# Dataset records
= Beginning of Section =

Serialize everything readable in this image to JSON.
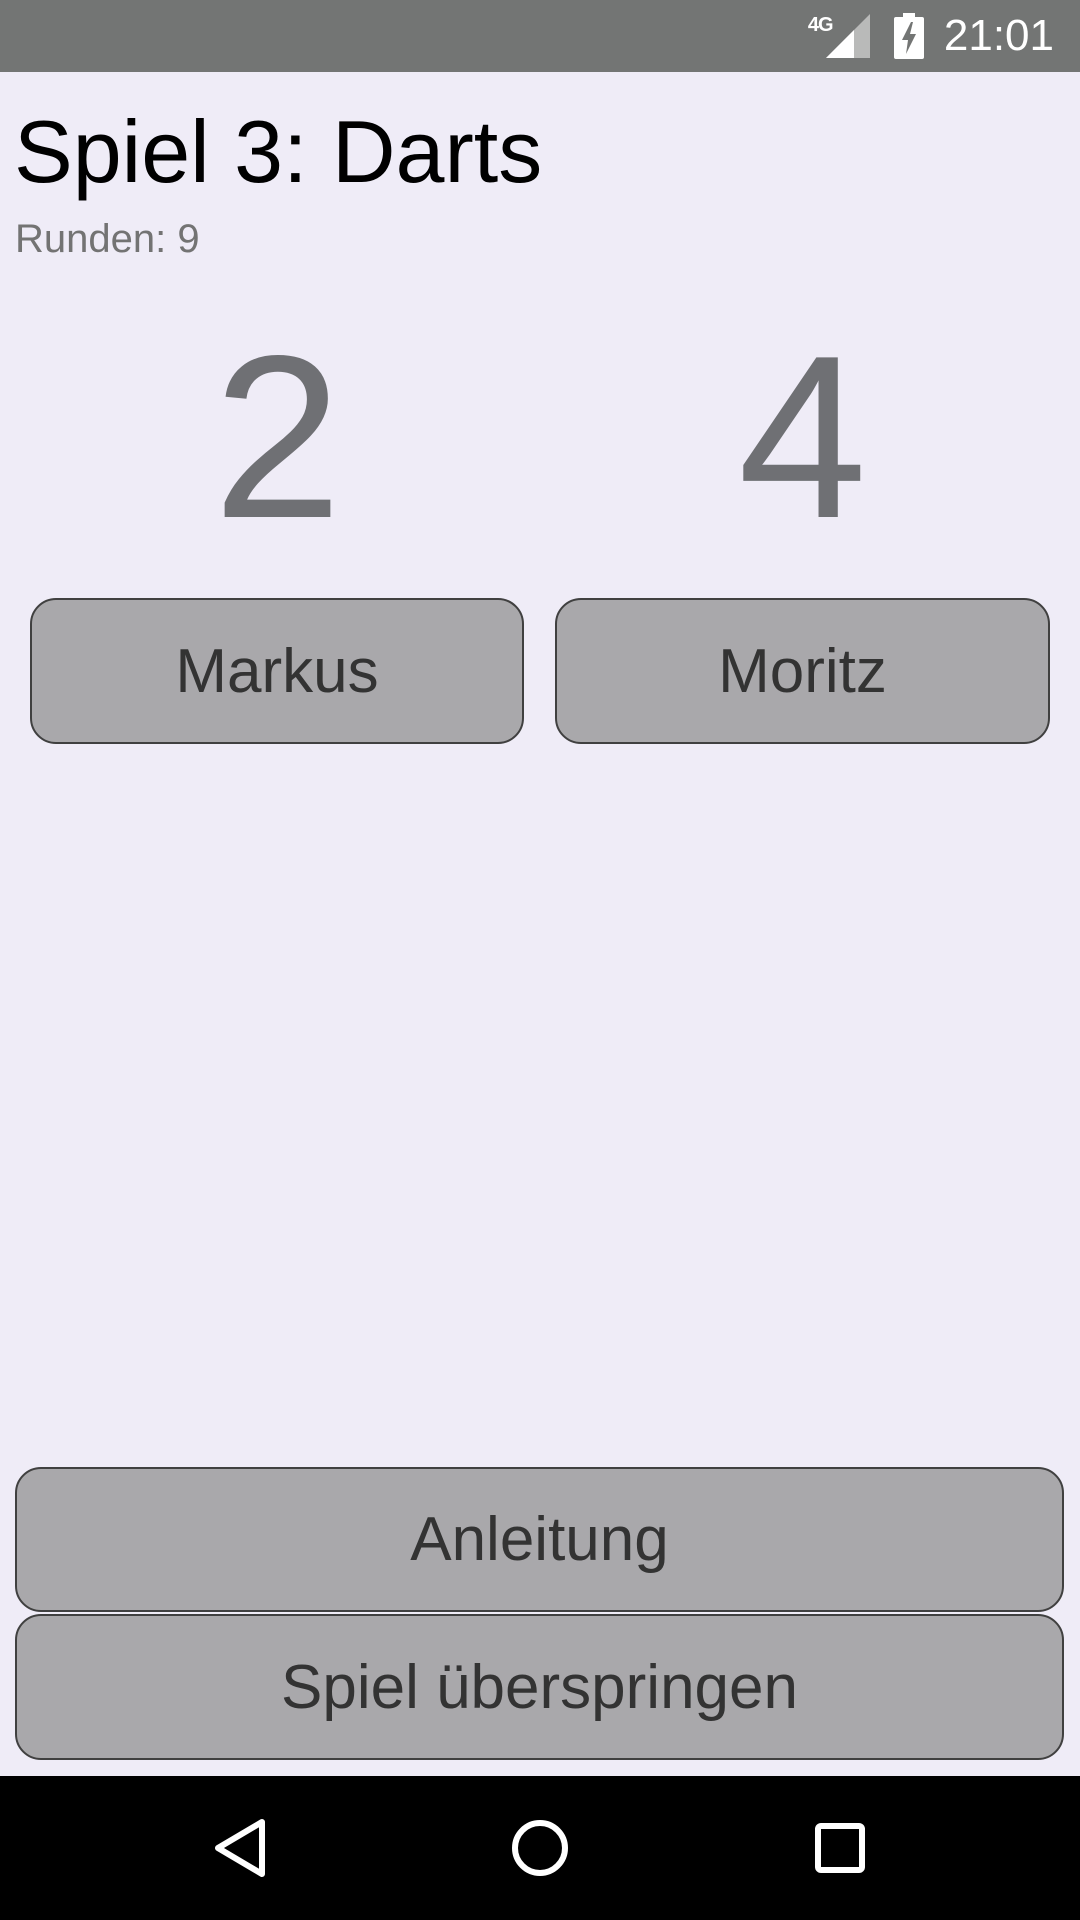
{
  "status_bar": {
    "network_label": "4G",
    "time": "21:01",
    "icons": [
      "signal-icon",
      "battery-charging-icon"
    ]
  },
  "game": {
    "title": "Spiel 3: Darts",
    "rounds_text": "Runden: 9"
  },
  "players": [
    {
      "name": "Markus",
      "score": "2"
    },
    {
      "name": "Moritz",
      "score": "4"
    }
  ],
  "actions": {
    "instructions_label": "Anleitung",
    "skip_label": "Spiel überspringen"
  },
  "nav_bar": {
    "icons": [
      "back-icon",
      "home-icon",
      "recent-apps-icon"
    ]
  },
  "colors": {
    "background": "#efecf7",
    "status_bar": "#737574",
    "button_fill": "#a9a8ab",
    "score_text": "#6f7074"
  }
}
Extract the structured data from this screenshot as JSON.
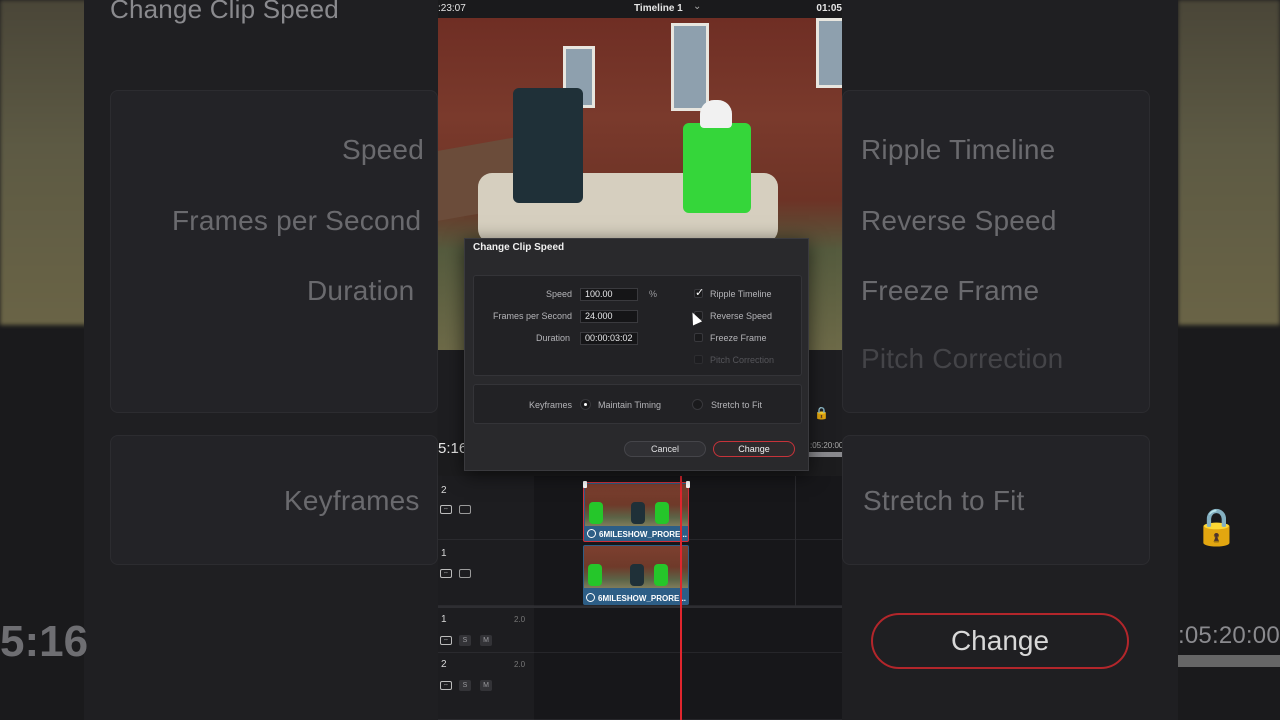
{
  "background": {
    "title_partial": "Change Clip Speed",
    "left_labels": [
      "Speed",
      "Frames per Second",
      "Duration",
      "Keyframes"
    ],
    "right_labels": [
      "Ripple Timeline",
      "Reverse Speed",
      "Freeze Frame",
      "Pitch Correction",
      "Stretch to Fit"
    ],
    "timecode_partial": "5:16",
    "change_label": "Change",
    "ruler_partial": ":05:20:00"
  },
  "viewer": {
    "timecode_left": ":23:07",
    "timeline_name": "Timeline 1",
    "timecode_right": "01:05"
  },
  "timeline": {
    "timecode": "5:16",
    "ruler_mark": ":05:20:00",
    "video_tracks": [
      {
        "number": "2",
        "clip_name": "6MILESHOW_PRORE..."
      },
      {
        "number": "1",
        "clip_name": "6MILESHOW_PRORE..."
      }
    ],
    "audio_tracks": [
      {
        "number": "1",
        "level": "2.0",
        "solo": "S",
        "mute": "M"
      },
      {
        "number": "2",
        "level": "2.0",
        "solo": "S",
        "mute": "M"
      }
    ]
  },
  "dialog": {
    "title": "Change Clip Speed",
    "speed_label": "Speed",
    "speed_value": "100.00",
    "speed_unit": "%",
    "fps_label": "Frames per Second",
    "fps_value": "24.000",
    "duration_label": "Duration",
    "duration_value": "00:00:03:02",
    "options": [
      {
        "label": "Ripple Timeline",
        "checked": true,
        "disabled": false
      },
      {
        "label": "Reverse Speed",
        "checked": false,
        "disabled": false
      },
      {
        "label": "Freeze Frame",
        "checked": false,
        "disabled": false
      },
      {
        "label": "Pitch Correction",
        "checked": false,
        "disabled": true
      }
    ],
    "keyframes_label": "Keyframes",
    "keyframe_modes": [
      {
        "label": "Maintain Timing",
        "selected": true
      },
      {
        "label": "Stretch to Fit",
        "selected": false
      }
    ],
    "cancel_label": "Cancel",
    "change_label": "Change"
  },
  "colors": {
    "accent_red": "#c7333a",
    "clip_blue": "#2d5e86",
    "playhead": "#e0262e"
  }
}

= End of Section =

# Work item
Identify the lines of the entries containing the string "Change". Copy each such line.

# Exercise result
    "title_partial": "Change Clip Speed",
    "change_label": "Change",
    "title": "Change Clip Speed",
    "change_label": "Change"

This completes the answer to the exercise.